On the other hand, there are legitimate concerns in using an electronic touch pad. According to technical and repair advisors I contacted, plus my own experiences, more problems are seen and documented with the electronic components of a touch pad because there are more parts in general and more fragile electronic parts that break due to repeated use, wear out, lose contact, wires beak etc. None of these problems exist with a dial control.
The Dimension 2000 mixer did perform its tasks during testing, however, not without concerns, such as addressed above.
Despite the physical similarities between Dimension 2000 and the Bosch Universal design, in my side by side kitchen-testing, in consideration of the issues raised and in my experienced opinion, the Dimension 2000 not perform overall as well as the Bosch Universal.
Because of the relatively short time the Dimension 2000 has been on the market, the fact that it has not been tested and proven over years of use, and the fact that it is not currently UL listed, I would not consider the Dimension 2000 to be a product I would risk my money on, regardless of the “lifetime warranty”. In actuality, any warranty is only as good as the company that issues it. In this case, the Dimension 2000’s manufacturer is relatively new to the market and their customer service record has not been established.
Overall, in my tests I did not see that the Dimension 2000 performed “better” than other mixers as claimed, but I did see that it performed as good, except where noted. However, I would rather be a good steward and invest in a machine that is market-proven, tested and used over decades, is UL listed and has shown itself consistently to be a quality machine, with an unbeatable record for excellence in workmanship and customer service, and that is the Bosch Universal.
Note: This product has been discontinued by the manufacturer.

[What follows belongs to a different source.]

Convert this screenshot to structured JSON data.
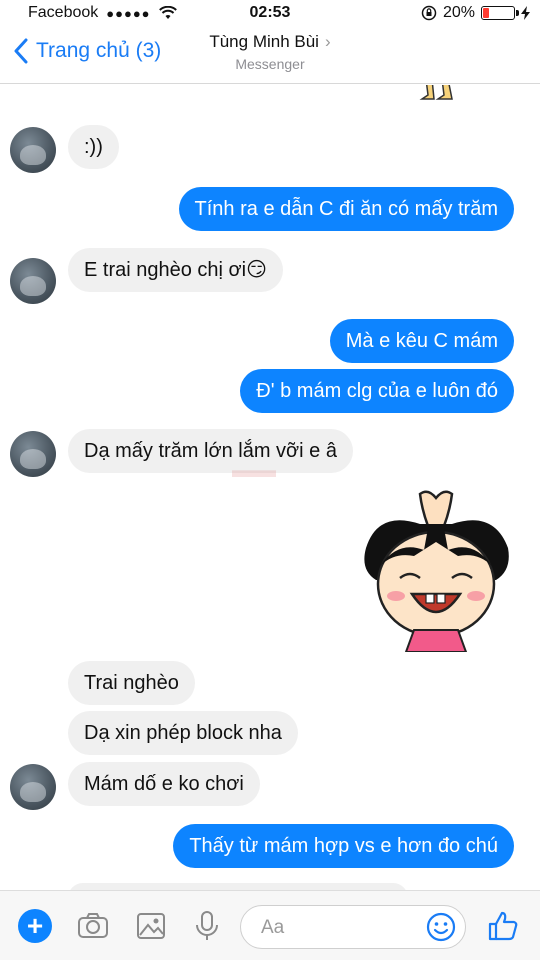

© 1995-2010 Vickilynn Haycraft and Real Food Living. All Rights Reserved. No portion of this review may be copied, stored or transmitted in any medium, for any reason without prior written permission of the author.